● Work task: Copy each entry below exactly.
== Segment start ==
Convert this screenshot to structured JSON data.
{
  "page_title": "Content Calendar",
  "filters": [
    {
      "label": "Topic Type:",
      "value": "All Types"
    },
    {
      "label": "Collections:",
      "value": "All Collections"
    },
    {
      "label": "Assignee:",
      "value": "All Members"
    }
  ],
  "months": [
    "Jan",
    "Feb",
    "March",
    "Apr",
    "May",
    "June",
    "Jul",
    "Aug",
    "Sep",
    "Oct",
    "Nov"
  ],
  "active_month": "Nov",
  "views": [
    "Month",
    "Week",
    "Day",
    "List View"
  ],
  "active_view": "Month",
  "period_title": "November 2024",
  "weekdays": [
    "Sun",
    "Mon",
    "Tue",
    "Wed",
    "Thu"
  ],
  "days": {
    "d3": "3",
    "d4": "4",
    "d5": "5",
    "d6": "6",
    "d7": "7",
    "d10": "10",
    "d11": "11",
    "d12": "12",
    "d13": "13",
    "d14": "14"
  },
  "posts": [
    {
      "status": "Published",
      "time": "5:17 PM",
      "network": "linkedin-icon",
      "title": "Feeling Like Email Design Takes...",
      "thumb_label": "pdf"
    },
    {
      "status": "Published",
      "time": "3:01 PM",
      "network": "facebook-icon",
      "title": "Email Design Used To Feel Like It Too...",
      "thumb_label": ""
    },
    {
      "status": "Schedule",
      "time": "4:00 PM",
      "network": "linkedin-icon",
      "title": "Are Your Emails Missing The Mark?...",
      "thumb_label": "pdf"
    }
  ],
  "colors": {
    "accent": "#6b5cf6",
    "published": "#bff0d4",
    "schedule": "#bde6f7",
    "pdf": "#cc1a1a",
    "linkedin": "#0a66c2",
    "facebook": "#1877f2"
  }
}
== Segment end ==
● The completed task:
Convert this screenshot to structured JSON data.
{
  "page_title": "Content Calendar",
  "filters": [
    {
      "label": "Topic Type:",
      "value": "All Types"
    },
    {
      "label": "Collections:",
      "value": "All Collections"
    },
    {
      "label": "Assignee:",
      "value": "All Members"
    }
  ],
  "months": [
    "Jan",
    "Feb",
    "March",
    "Apr",
    "May",
    "June",
    "Jul",
    "Aug",
    "Sep",
    "Oct",
    "Nov"
  ],
  "active_month": "Nov",
  "views": [
    "Month",
    "Week",
    "Day",
    "List View"
  ],
  "active_view": "Month",
  "period_title": "November 2024",
  "weekdays": [
    "Sun",
    "Mon",
    "Tue",
    "Wed",
    "Thu"
  ],
  "days": {
    "d3": "3",
    "d4": "4",
    "d5": "5",
    "d6": "6",
    "d7": "7",
    "d10": "10",
    "d11": "11",
    "d12": "12",
    "d13": "13",
    "d14": "14"
  },
  "posts": [
    {
      "status": "Published",
      "time": "5:17 PM",
      "network": "linkedin-icon",
      "title": "Feeling Like Email Design Takes...",
      "thumb_label": "pdf"
    },
    {
      "status": "Published",
      "time": "3:01 PM",
      "network": "facebook-icon",
      "title": "Email Design Used To Feel Like It Too...",
      "thumb_label": ""
    },
    {
      "status": "Schedule",
      "time": "4:00 PM",
      "network": "linkedin-icon",
      "title": "Are Your Emails Missing The Mark?...",
      "thumb_label": "pdf"
    }
  ],
  "colors": {
    "accent": "#6b5cf6",
    "published": "#bff0d4",
    "schedule": "#bde6f7",
    "pdf": "#cc1a1a",
    "linkedin": "#0a66c2",
    "facebook": "#1877f2"
  }
}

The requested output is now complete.